Termination of Employee for Facebook Postings Results in NLRB Complaint
November 17, 2010
The National Labor Relations Board (“NLRB”) recently filed a complaint against American Medical Response of Connecticut, Inc. (“AMR”), alleging that AMR violated the National Labor Relations Act (“NLRA”) by discharging an employee for posting comments on her Facebook page that were critical of her supervisor. In addition, the NLRB’s complaint alleges that AMR’s social networking policy constituted an unlawful restriction on employees’ rights to communicate with one another about their terms and conditions of employment and otherwise engage in protected concerted activity under the NLRA. A hearing before an Administrative Law Judge is scheduled with respect to the NLRB’s allegations on January 25, 2011.
AMR’s Employee Handbook included a Blogging and Internet Posting Policy that prohibited employees from: (1) posting pictures of themselves which depict AMR in any way unless written approval from the Vice President of Corporate Communications is granted; and (2) making “disparaging, discriminatory, or defamatory comments when discussing the Company or the employee’s superiors, co-workers and/or competitors.” According to the NLRB complaint, an AMR employee named Dawnmarie Souza (“Ms. Souza”) “engaged in concerted activities with other employees” on November 8, 2009, by criticizing her supervisor on her Facebook page. According to a press release issued by the NLRB that accompanied its filing of the complaint, Ms. Souza’s criticism of her supervisor drew supportive responses from her co-workers, which resulted in Ms. Souza making additional negative comments about her supervisor on her Facebook page. Ms. Souza was discharged from her employment with AMR on or about December 1, 2009.

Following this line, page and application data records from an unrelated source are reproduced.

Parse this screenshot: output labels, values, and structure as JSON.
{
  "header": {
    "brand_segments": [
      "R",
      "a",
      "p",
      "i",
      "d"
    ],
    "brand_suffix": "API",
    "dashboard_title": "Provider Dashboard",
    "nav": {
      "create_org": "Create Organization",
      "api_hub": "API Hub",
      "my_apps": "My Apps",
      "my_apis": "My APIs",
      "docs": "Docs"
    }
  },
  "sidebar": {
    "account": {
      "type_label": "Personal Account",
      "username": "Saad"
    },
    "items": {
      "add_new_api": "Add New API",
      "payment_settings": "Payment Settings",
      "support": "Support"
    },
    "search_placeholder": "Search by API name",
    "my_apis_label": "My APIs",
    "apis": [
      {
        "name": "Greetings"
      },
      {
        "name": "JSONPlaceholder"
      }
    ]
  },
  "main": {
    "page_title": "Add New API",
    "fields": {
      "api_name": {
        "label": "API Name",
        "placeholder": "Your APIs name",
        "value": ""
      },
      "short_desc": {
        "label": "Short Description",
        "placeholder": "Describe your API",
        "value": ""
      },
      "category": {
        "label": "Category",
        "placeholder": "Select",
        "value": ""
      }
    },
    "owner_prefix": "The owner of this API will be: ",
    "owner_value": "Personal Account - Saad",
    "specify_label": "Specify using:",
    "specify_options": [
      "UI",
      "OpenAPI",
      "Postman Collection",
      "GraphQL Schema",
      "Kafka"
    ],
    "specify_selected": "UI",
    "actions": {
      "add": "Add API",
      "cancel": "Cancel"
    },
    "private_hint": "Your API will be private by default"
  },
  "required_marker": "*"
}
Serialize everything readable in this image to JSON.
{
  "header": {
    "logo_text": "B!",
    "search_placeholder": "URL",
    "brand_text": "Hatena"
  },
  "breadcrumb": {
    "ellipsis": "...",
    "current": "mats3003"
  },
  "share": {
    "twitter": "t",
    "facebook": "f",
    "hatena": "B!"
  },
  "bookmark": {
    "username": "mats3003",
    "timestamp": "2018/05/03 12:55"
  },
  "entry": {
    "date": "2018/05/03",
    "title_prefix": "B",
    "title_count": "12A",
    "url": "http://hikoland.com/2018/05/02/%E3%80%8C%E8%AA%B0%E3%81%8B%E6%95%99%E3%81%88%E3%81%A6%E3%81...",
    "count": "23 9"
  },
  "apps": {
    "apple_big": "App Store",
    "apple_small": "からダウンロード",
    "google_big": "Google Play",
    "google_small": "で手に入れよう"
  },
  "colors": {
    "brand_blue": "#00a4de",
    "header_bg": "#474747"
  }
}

In the complaint, the NLRB alleges that AMR interfered with, restrained, and coerced its employees in the exercise of their right to engage in protected concerted activities, by promulgating its Blogging and Internet Posting Policy and by discharging Ms. Souza. The NLRB also alleges that AMR discriminated against Ms. Souza for her protected concerted activity by discharging her. According to the NLRB’s press release, the NLRB is taking the position that AMR’s Blogging and Internet Posting Policy contains unlawful provisions, including: (1) the provision that prohibits employees from making disparaging remarks about AMR or supervisors of AMR; and (2) the provision that prohibits employees from depicting AMR in any way without permission.
The NLRB’s position regarding the unlawfulness of AMR’s social networking policy appears to signify a departure from a recent opinion issued by the NLRB General Counsel’s Division of Advice on December 4, 2009. In that opinion, the Division of Advice considered an employer’s social networking policy that prohibited, among other things, “disparagement of company’s or competitors’ products, services, executive leadership, employees, strategy, and business prospects.” The Division of Advice concluded that the policy, as written, was lawful because employees could not reasonably construe the policy as prohibiting the types of concerted activities protected by the NLRA. The Division of Advice also found no evidence that the policy was promulgated in response to union organizing activity or was applied for the purpose of discouraging union organizing activity.
Although a hearing has not yet been held in the AMR case and a decision has not yet been rendered, the issuance of a complaint in that case indicates that the NLRB will closely scrutinize employer policies that potentially restrict an employee’s right to discuss terms and conditions of employment through social networking sites. Accordingly, all employers (regardless of whether their employees are unionized or not) should take this opportunity to review their social networking policies, and amend those policies to ensure that there is no language that could reasonably be construed by employees as prohibiting concerted activities relating to terms and conditions of employment. Employers who are contemplating the promulgation of a social networking policy should make sure to craft the language of the policy carefully to reduce the risk that the NLRB will find the policy to be an unlawful restriction on employee rights.